- [The task] Search the entries for lines that contain the word "Setup", and report each one found.

===== Record excerpts

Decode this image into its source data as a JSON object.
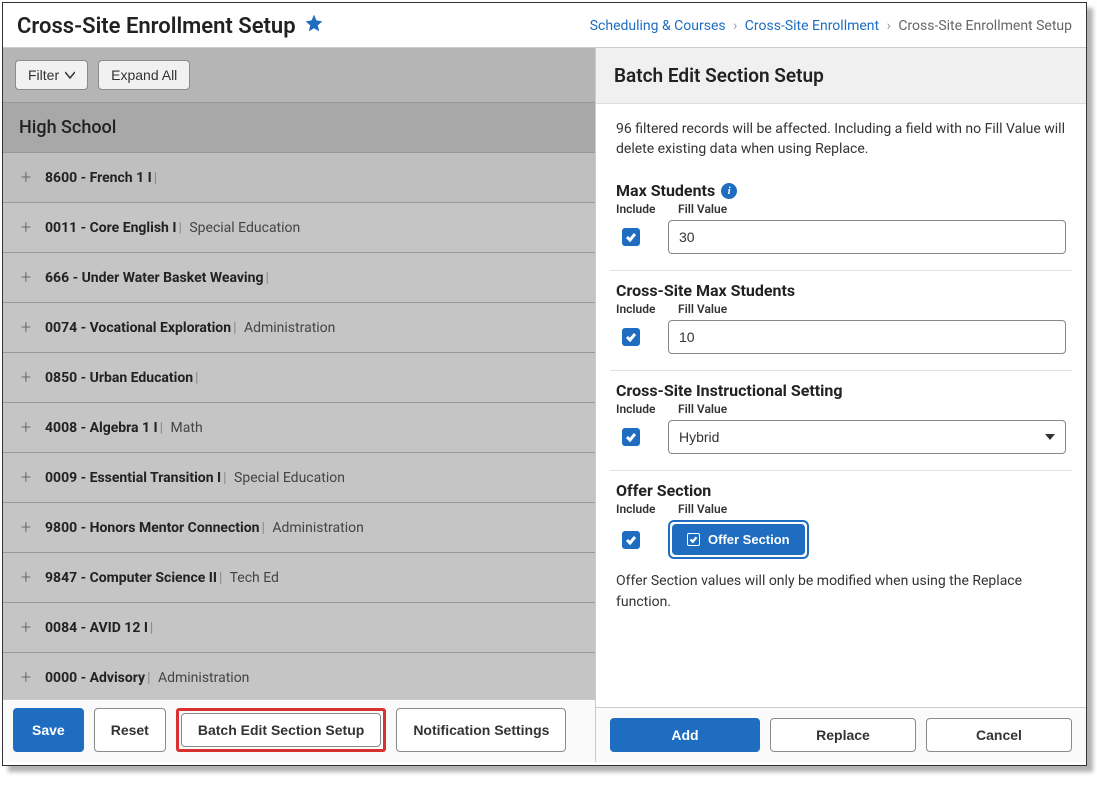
{
  "header": {
    "title": "Cross-Site Enrollment Setup",
    "breadcrumb": {
      "item1": "Scheduling & Courses",
      "item2": "Cross-Site Enrollment",
      "item3": "Cross-Site Enrollment Setup"
    }
  },
  "controls": {
    "filter_label": "Filter",
    "expand_all_label": "Expand All"
  },
  "group": {
    "name": "High School"
  },
  "courses": [
    {
      "code_name": "8600 - French 1 I",
      "dept": ""
    },
    {
      "code_name": "0011 - Core English I",
      "dept": "Special Education"
    },
    {
      "code_name": "666 - Under Water Basket Weaving",
      "dept": ""
    },
    {
      "code_name": "0074 - Vocational Exploration",
      "dept": "Administration"
    },
    {
      "code_name": "0850 - Urban Education",
      "dept": ""
    },
    {
      "code_name": "4008 - Algebra 1 I",
      "dept": "Math"
    },
    {
      "code_name": "0009 - Essential Transition I",
      "dept": "Special Education"
    },
    {
      "code_name": "9800 - Honors Mentor Connection",
      "dept": "Administration"
    },
    {
      "code_name": "9847 - Computer Science II",
      "dept": "Tech Ed"
    },
    {
      "code_name": "0084 - AVID 12 I",
      "dept": ""
    },
    {
      "code_name": "0000 - Advisory",
      "dept": "Administration"
    }
  ],
  "bottom": {
    "save_label": "Save",
    "reset_label": "Reset",
    "batch_edit_label": "Batch Edit Section Setup",
    "notification_label": "Notification Settings"
  },
  "panel": {
    "title": "Batch Edit Section Setup",
    "info": "96 filtered records will be affected. Including a field with no Fill Value will delete existing data when using Replace.",
    "include_label": "Include",
    "fill_value_label": "Fill Value",
    "fields": {
      "max_students": {
        "title": "Max Students",
        "value": "30"
      },
      "cross_max": {
        "title": "Cross-Site Max Students",
        "value": "10"
      },
      "instructional": {
        "title": "Cross-Site Instructional Setting",
        "value": "Hybrid"
      },
      "offer": {
        "title": "Offer Section",
        "button_label": "Offer Section",
        "note": "Offer Section values will only be modified when using the Replace function."
      }
    },
    "footer": {
      "add_label": "Add",
      "replace_label": "Replace",
      "cancel_label": "Cancel"
    }
  }
}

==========

- [Exercise output]
    "title": "Cross-Site Enrollment Setup",
      "item3": "Cross-Site Enrollment Setup"
    "batch_edit_label": "Batch Edit Section Setup",
    "title": "Batch Edit Section Setup",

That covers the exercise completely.